WHAT THE TASK ASKS:
Set the listing down unchanged, minus every embedded image.
Start of DATA PROVIDED
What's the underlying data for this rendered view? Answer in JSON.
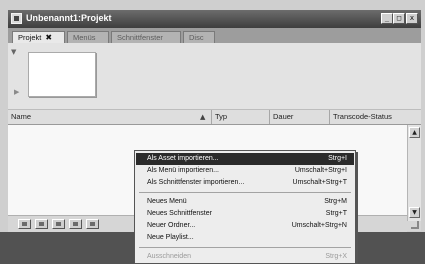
{
  "window": {
    "title": "Unbenannt1:Projekt",
    "buttons": {
      "minimize": "_",
      "maximize": "□",
      "close": "x"
    }
  },
  "tabs": [
    {
      "label": "Projekt",
      "close": "✖"
    },
    {
      "label": "Menüs"
    },
    {
      "label": "Schnittfenster"
    },
    {
      "label": "Disc"
    }
  ],
  "columns": {
    "name": "Name",
    "typ": "Typ",
    "dauer": "Dauer",
    "transcode": "Transcode-Status"
  },
  "context_menu": {
    "items": [
      {
        "label": "Als Asset importieren...",
        "shortcut": "Strg+I"
      },
      {
        "label": "Als Menü importieren...",
        "shortcut": "Umschalt+Strg+I"
      },
      {
        "label": "Als Schnittfenster importieren...",
        "shortcut": "Umschalt+Strg+T"
      },
      {
        "label": "Neues Menü",
        "shortcut": "Strg+M"
      },
      {
        "label": "Neues Schnittfenster",
        "shortcut": "Strg+T"
      },
      {
        "label": "Neuer Ordner...",
        "shortcut": "Umschalt+Strg+N"
      },
      {
        "label": "Neue Playlist...",
        "shortcut": ""
      },
      {
        "label": "Ausschneiden",
        "shortcut": "Strg+X"
      }
    ]
  }
}
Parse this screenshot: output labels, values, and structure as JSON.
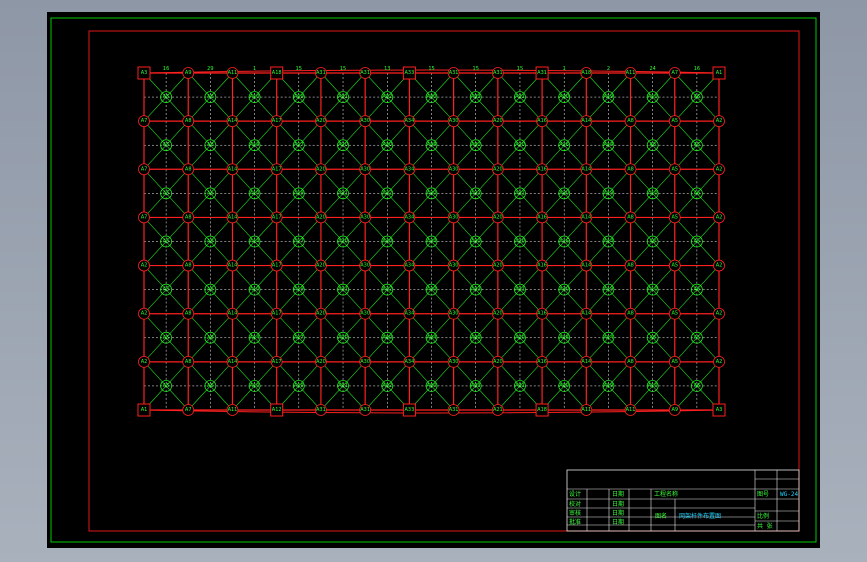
{
  "colors": {
    "background": "#000000",
    "border_outer": "#00c800",
    "frame": "#e01818",
    "grid_line": "#ff2020",
    "diagonal": "#20e020",
    "node": "#20ff20",
    "dashed": "#ffffff",
    "title_block": "#e8e8e8",
    "text_green": "#3cff3c",
    "text_cyan": "#23d2ff"
  },
  "grid": {
    "columns": 13,
    "rows": 7,
    "top_node_labels": [
      "A3",
      "A9",
      "A11",
      "A18",
      "A31",
      "A31",
      "A33",
      "A31",
      "A31",
      "A31",
      "A18",
      "A11",
      "A7",
      "A1"
    ],
    "bottom_node_labels": [
      "A1",
      "A7",
      "A11",
      "A12",
      "A31",
      "A31",
      "A33",
      "A31",
      "A21",
      "A18",
      "A11",
      "A11",
      "A9",
      "A3"
    ],
    "left_node_labels": [
      "A3",
      "A7",
      "A7",
      "A7",
      "A2",
      "A2",
      "A2",
      "A1"
    ],
    "right_node_labels": [
      "A1",
      "A2",
      "A2",
      "A2",
      "A2",
      "A2",
      "A2",
      "A3"
    ],
    "center_node_labels": [
      "A5",
      "A6",
      "A10",
      "A19",
      "A31",
      "A32",
      "A30",
      "A33",
      "A31",
      "A30",
      "A19",
      "A10",
      "A6"
    ],
    "mid_row_labels": [
      "A5",
      "A8",
      "A14",
      "A17",
      "A20",
      "A30",
      "A34",
      "A30",
      "A20",
      "A16",
      "A14",
      "A8",
      "A5"
    ],
    "edge_dim_labels": [
      "16",
      "29",
      "1",
      "15",
      "15",
      "13",
      "15",
      "15",
      "15",
      "1",
      "2",
      "24"
    ],
    "square_nodes": [
      {
        "col": 0,
        "row": 0
      },
      {
        "col": 3,
        "row": 0
      },
      {
        "col": 6,
        "row": 0
      },
      {
        "col": 9,
        "row": 0
      },
      {
        "col": 13,
        "row": 0
      },
      {
        "col": 0,
        "row": 7
      },
      {
        "col": 3,
        "row": 7
      },
      {
        "col": 6,
        "row": 7
      },
      {
        "col": 9,
        "row": 7
      },
      {
        "col": 13,
        "row": 7
      }
    ]
  },
  "title_block": {
    "drawing_code_label": "图号",
    "drawing_code": "WG-24",
    "scale_label": "比例",
    "sheet_label": "共 张",
    "rows": [
      {
        "c1": "设计",
        "c2": "日期",
        "c3": "工程名称"
      },
      {
        "c1": "校对",
        "c2": "日期",
        "c3": ""
      },
      {
        "c1": "审核",
        "c2": "日期",
        "c3": "图名"
      },
      {
        "c1": "批准",
        "c2": "日期",
        "c3": "网架杆件布置图"
      }
    ],
    "project_name_short": "工程名称",
    "drawing_title": "网架杆件布置图"
  }
}
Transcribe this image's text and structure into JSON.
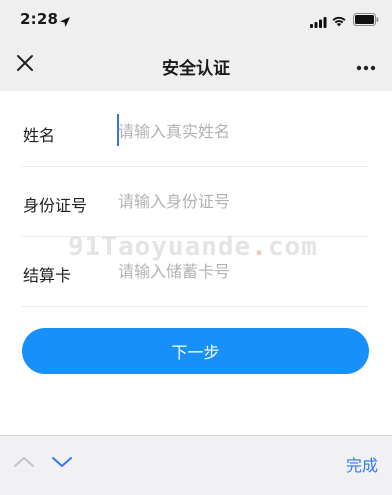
{
  "status_bar": {
    "time": "2:28",
    "icons": [
      "location-arrow-icon",
      "cellular-signal-icon",
      "wifi-icon",
      "battery-icon"
    ]
  },
  "nav": {
    "title": "安全认证",
    "close_icon": "close-icon",
    "more_icon": "more-icon"
  },
  "form": {
    "name": {
      "label": "姓名",
      "placeholder": "请输入真实姓名",
      "value": ""
    },
    "id_number": {
      "label": "身份证号",
      "placeholder": "请输入身份证号",
      "value": ""
    },
    "card": {
      "label": "结算卡",
      "placeholder": "请输入储蓄卡号",
      "value": ""
    }
  },
  "watermark": {
    "prefix": "91Taoyuande",
    "dot": ".",
    "suffix": "com"
  },
  "next_button": {
    "label": "下一步"
  },
  "accessory_bar": {
    "prev_icon": "chevron-up-icon",
    "next_icon": "chevron-down-icon",
    "done_label": "完成"
  },
  "colors": {
    "primary_button": "#1890fa",
    "done_text": "#3478f6",
    "cursor": "#3b6df0",
    "header_bg": "#efefef"
  }
}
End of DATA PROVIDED
YOUR SOLUTION:
What's the underlying data for this rendered view? Answer in JSON.
{
  "window": {
    "title": "Unbenannt1:Projekt",
    "buttons": {
      "minimize": "_",
      "maximize": "□",
      "close": "x"
    }
  },
  "tabs": [
    {
      "label": "Projekt",
      "close": "✖"
    },
    {
      "label": "Menüs"
    },
    {
      "label": "Schnittfenster"
    },
    {
      "label": "Disc"
    }
  ],
  "columns": {
    "name": "Name",
    "typ": "Typ",
    "dauer": "Dauer",
    "transcode": "Transcode-Status"
  },
  "context_menu": {
    "items": [
      {
        "label": "Als Asset importieren...",
        "shortcut": "Strg+I"
      },
      {
        "label": "Als Menü importieren...",
        "shortcut": "Umschalt+Strg+I"
      },
      {
        "label": "Als Schnittfenster importieren...",
        "shortcut": "Umschalt+Strg+T"
      },
      {
        "label": "Neues Menü",
        "shortcut": "Strg+M"
      },
      {
        "label": "Neues Schnittfenster",
        "shortcut": "Strg+T"
      },
      {
        "label": "Neuer Ordner...",
        "shortcut": "Umschalt+Strg+N"
      },
      {
        "label": "Neue Playlist...",
        "shortcut": ""
      },
      {
        "label": "Ausschneiden",
        "shortcut": "Strg+X"
      }
    ]
  }
}
Parse this screenshot: output labels, values, and structure as JSON.
{
  "colors": {
    "background": "#000000",
    "border_outer": "#00c800",
    "frame": "#e01818",
    "grid_line": "#ff2020",
    "diagonal": "#20e020",
    "node": "#20ff20",
    "dashed": "#ffffff",
    "title_block": "#e8e8e8",
    "text_green": "#3cff3c",
    "text_cyan": "#23d2ff"
  },
  "grid": {
    "columns": 13,
    "rows": 7,
    "top_node_labels": [
      "A3",
      "A9",
      "A11",
      "A18",
      "A31",
      "A31",
      "A33",
      "A31",
      "A31",
      "A31",
      "A18",
      "A11",
      "A7",
      "A1"
    ],
    "bottom_node_labels": [
      "A1",
      "A7",
      "A11",
      "A12",
      "A31",
      "A31",
      "A33",
      "A31",
      "A21",
      "A18",
      "A11",
      "A11",
      "A9",
      "A3"
    ],
    "left_node_labels": [
      "A3",
      "A7",
      "A7",
      "A7",
      "A2",
      "A2",
      "A2",
      "A1"
    ],
    "right_node_labels": [
      "A1",
      "A2",
      "A2",
      "A2",
      "A2",
      "A2",
      "A2",
      "A3"
    ],
    "center_node_labels": [
      "A5",
      "A6",
      "A10",
      "A19",
      "A31",
      "A32",
      "A30",
      "A33",
      "A31",
      "A30",
      "A19",
      "A10",
      "A6"
    ],
    "mid_row_labels": [
      "A5",
      "A8",
      "A14",
      "A17",
      "A20",
      "A30",
      "A34",
      "A30",
      "A20",
      "A16",
      "A14",
      "A8",
      "A5"
    ],
    "edge_dim_labels": [
      "16",
      "29",
      "1",
      "15",
      "15",
      "13",
      "15",
      "15",
      "15",
      "1",
      "2",
      "24"
    ],
    "square_nodes": [
      {
        "col": 0,
        "row": 0
      },
      {
        "col": 3,
        "row": 0
      },
      {
        "col": 6,
        "row": 0
      },
      {
        "col": 9,
        "row": 0
      },
      {
        "col": 13,
        "row": 0
      },
      {
        "col": 0,
        "row": 7
      },
      {
        "col": 3,
        "row": 7
      },
      {
        "col": 6,
        "row": 7
      },
      {
        "col": 9,
        "row": 7
      },
      {
        "col": 13,
        "row": 7
      }
    ]
  },
  "title_block": {
    "drawing_code_label": "图号",
    "drawing_code": "WG-24",
    "scale_label": "比例",
    "sheet_label": "共 张",
    "rows": [
      {
        "c1": "设计",
        "c2": "日期",
        "c3": "工程名称"
      },
      {
        "c1": "校对",
        "c2": "日期",
        "c3": ""
      },
      {
        "c1": "审核",
        "c2": "日期",
        "c3": "图名"
      },
      {
        "c1": "批准",
        "c2": "日期",
        "c3": "网架杆件布置图"
      }
    ],
    "project_name_short": "工程名称",
    "drawing_title": "网架杆件布置图"
  }
}
Transcribe this image's text and structure into JSON.
{
  "status_bar": {
    "time": "2:28",
    "icons": [
      "location-arrow-icon",
      "cellular-signal-icon",
      "wifi-icon",
      "battery-icon"
    ]
  },
  "nav": {
    "title": "安全认证",
    "close_icon": "close-icon",
    "more_icon": "more-icon"
  },
  "form": {
    "name": {
      "label": "姓名",
      "placeholder": "请输入真实姓名",
      "value": ""
    },
    "id_number": {
      "label": "身份证号",
      "placeholder": "请输入身份证号",
      "value": ""
    },
    "card": {
      "label": "结算卡",
      "placeholder": "请输入储蓄卡号",
      "value": ""
    }
  },
  "watermark": {
    "prefix": "91Taoyuande",
    "dot": ".",
    "suffix": "com"
  },
  "next_button": {
    "label": "下一步"
  },
  "accessory_bar": {
    "prev_icon": "chevron-up-icon",
    "next_icon": "chevron-down-icon",
    "done_label": "完成"
  },
  "colors": {
    "primary_button": "#1890fa",
    "done_text": "#3478f6",
    "cursor": "#3b6df0",
    "header_bg": "#efefef"
  }
}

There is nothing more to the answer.